Salaries · Fundraising

Founder's Salary?


August 27th, 2015

Is it considered normal to pay oneself -- as Founder -- enough to cover cost-of-living when seeking Seed Funding?  I understand expectations for Series A round.

Scott McGregor Advisor, co-founder, consultant and part time executive to Tech Start-ups. Based in Silicon Valley.

August 28th, 2015

It depends.  Professional investors are generally very pragmatic.  They don't want you to get rich on a salary, they want you focus on building the value of your equity (and theirs). But, they don't want you distracted by problems paying your bills.   Angel investors who have never been entrepreneurs may be less pragmatic, often to their own disadvantage. I've seen examples where tight fisted investors have hamstrung company founders living on shoe-strings, who could have led a company that might have taken off like a rocket, but instead wound up invested in a "hobby" company without any full time people.

Tanya Prive CEO. CoFounder. Life Student. Mom. Wife.

December 17th, 2016

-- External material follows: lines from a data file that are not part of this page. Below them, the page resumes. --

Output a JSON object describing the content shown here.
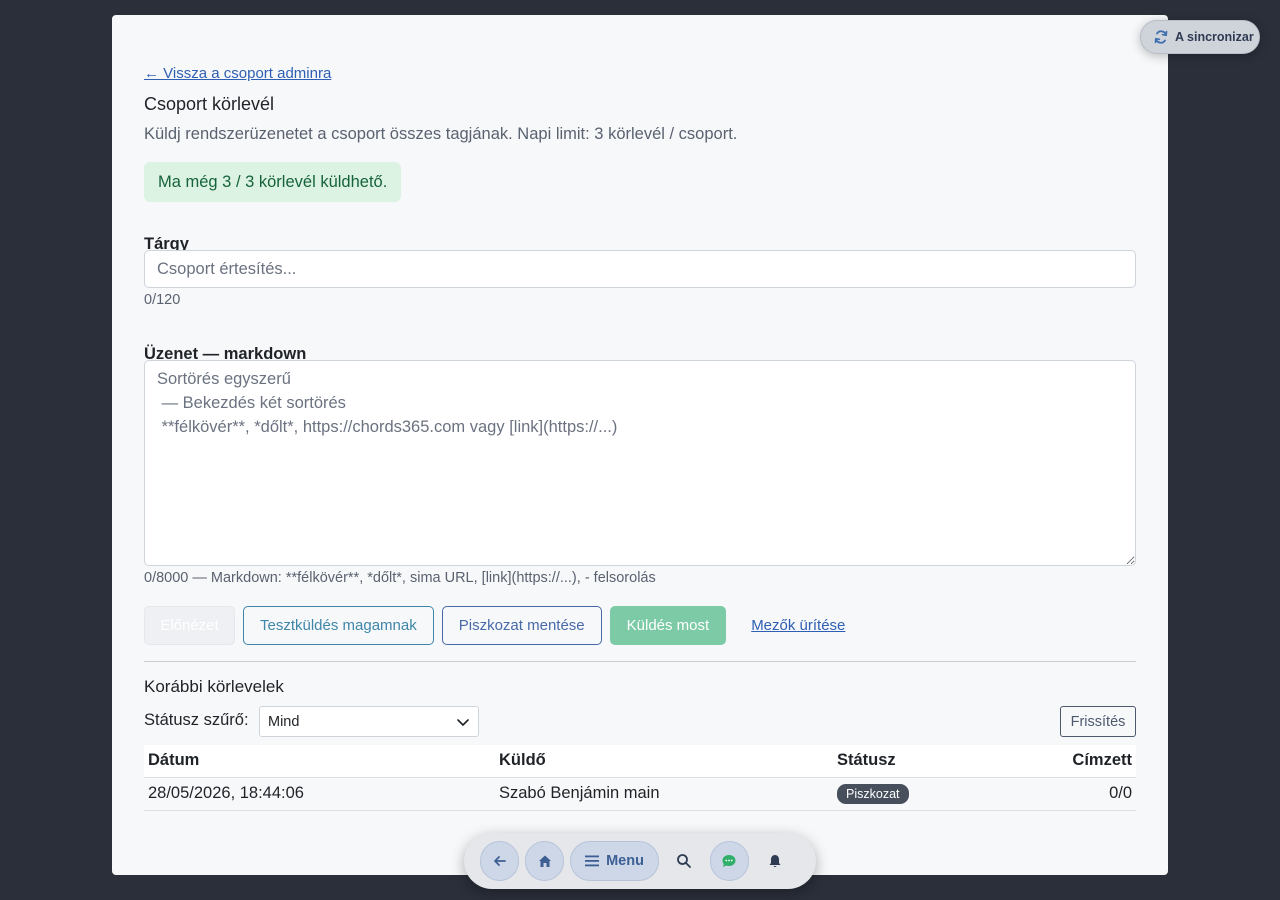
{
  "nav": {
    "back_link": "← Vissza a csoport adminra"
  },
  "header": {
    "title": "Csoport körlevél",
    "subtitle": "Küldj rendszerüzenetet a csoport összes tagjának. Napi limit: 3 körlevél / csoport."
  },
  "quota": {
    "text": "Ma még 3 / 3 körlevél küldhető."
  },
  "subject": {
    "label": "Tárgy",
    "placeholder": "Csoport értesítés...",
    "value": "",
    "counter": "0/120"
  },
  "message": {
    "label": "Üzenet — markdown",
    "placeholder": "Sortörés egyszerű\n — Bekezdés két sortörés\n **félkövér**, *dőlt*, https://chords365.com vagy [link](https://...)",
    "value": "",
    "counter": "0/8000 — Markdown: **félkövér**, *dőlt*, sima URL, [link](https://...), - felsorolás"
  },
  "actions": {
    "preview": "Előnézet",
    "test_send": "Tesztküldés magamnak",
    "save_draft": "Piszkozat mentése",
    "send_now": "Küldés most",
    "clear": "Mezők ürítése"
  },
  "history": {
    "title": "Korábbi körlevelek",
    "filter_label": "Státusz szűrő:",
    "filter_selected": "Mind",
    "refresh": "Frissítés",
    "columns": [
      "Dátum",
      "Küldő",
      "Státusz",
      "Címzett"
    ],
    "rows": [
      {
        "date": "28/05/2026, 18:44:06",
        "sender": "Szabó Benjámin main",
        "status": "Piszkozat",
        "recipients": "0/0"
      }
    ]
  },
  "sync": {
    "label": "A sincronizar"
  },
  "bottom_nav": {
    "menu_label": "Menu",
    "icons": [
      "back-arrow-icon",
      "home-icon",
      "menu-icon",
      "search-icon",
      "chat-icon",
      "bell-icon"
    ]
  },
  "colors": {
    "page_bg": "#2b2f3a",
    "card_bg": "#f7f8fa",
    "link": "#2f5fb3",
    "success_bg": "#dcf3e4",
    "success_text": "#16633a",
    "send_button": "#7ccba6",
    "badge": "#474f5c"
  }
}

At a seed round you want to raise the capital to assemble the team and to put together an MVP. That means that the more you pay yourself the less you have to execute on the other fronts and the additional risks that you are putting between now and the milestones that you need to hit in order to either break even or do a Series A. With that been said, I would stick to a low salary that is enough to pay your necessary needs.

Bill Warner Executive Director, EntreDot

August 28th, 2015

It certainly is normal and needed to pay oneself. Investors want to know that you can sustain yourself, but no frills beyond that. We don't want the founder to be worrying about paying the bills but would frown on you needing a Lexus or a vacation in Hawaii at this point in your business.  

Joseph Wang Chief Science Officer at Bitquant Research Laboratories

Last updated on August 14th, 2017

Yes. In fact, I think it would be immoral *not* to try to cover the cost of living when seeking seed funding.

If you are burning your own personal cash, then you have to consider that in your funding.

Also if you are looking for funding, and the person involved isn't willing to allow you to pay yourself a basic salary, then find another investor. It's not going to end well.

Samuel Lavery Founder Trustless Privacy Inc

December 30th, 2016

VCs are money managers who don't want to pay you anything, they want to maximize their profit and don't really care about yours. If you need to draw a salary to survive, you can't found a startup that takes time start earning significant revenue. The trick is to design your operation such that it makes money on it's own, and doesn't need VC investment to survive. Once you hit that point, VCs will be falling all over themselves to write you a check. True story.

Arash Rajaeeyan Senior Software Engineer Manager at Capital One

August 27th, 2015

if I was an investor,and some one was not putting that in their plan,I would be sure they can't continue and the plan is not real !you should include all costs that will occur and may occur, it is ok to be optimistic but stay realistic!   

Mark Stephenson Head of Technology and Delivery at evvnt

August 30th, 2015

This all depends on stage of company, in my opinion.  If you are just starting off then you should pay yourself as little as possible in order to keep lights on and eat.  As the company grows and becomes profitable you should always try to maintain a low cost base but you should also recognise that your position holds value.  If you had to hire in a replacement for yourself (or the board had to) how much would it cost?  It makes sense to have that amount in your plan.  If you are a megastar CEO or CTO etc and your contribution has accelerated the growth of the company to huge profits then the company needs to give you enough to keep it interesting and not feel the need to supplement with external revenues.  Speak with investors directly - they shouldnt be there as a one off pitch and grab, they are there to advise - typically theyve seen it all before.. use them.

Ronnie Guha DevOps & cloud software development

August 15th, 2017

Yes, it is normal to take sustainable salaries. If you constantly have to worry about how to pay your own bills, you won't be able to dedicate 100% to the company. If you cannot dedicate yourself to the company, my investment is not safe with you.

Andrew Holmes Data scientist, coder, investor

August 29th, 2015

I think it would depend on the age and background of the founder. For a young founder without family money there's no way they could reasonably afford to work full time on the project without a salary. However, I've heard founders try to justify high salaries in the past based on what they could earn working for a large company instead - I wouldn't personally want to invest in someone who took this view.

Sarah Miller BD & Product Marketing: go-to-market, pre-sales, content, consumer insights

August 31st, 2015

After watching an episode of Shark Tank and discovering that 3 founder sisters paid themselves $150k each (totaling nearly half a million) when sales minus operating costs left them at break- even,  I chose to investigate this myself. Although the sisters claim that paying themselves $150,000 was a dip in their management consulting salaries,  they were seeking investment. They were asking for money, but breaking even and not themselves investing back into the business.  After investigating what might be a fair salary, I have read, depending on where you live, it would be in the neighborhood of $50-$70,000. I hope this is helpful, I post the article if I find it.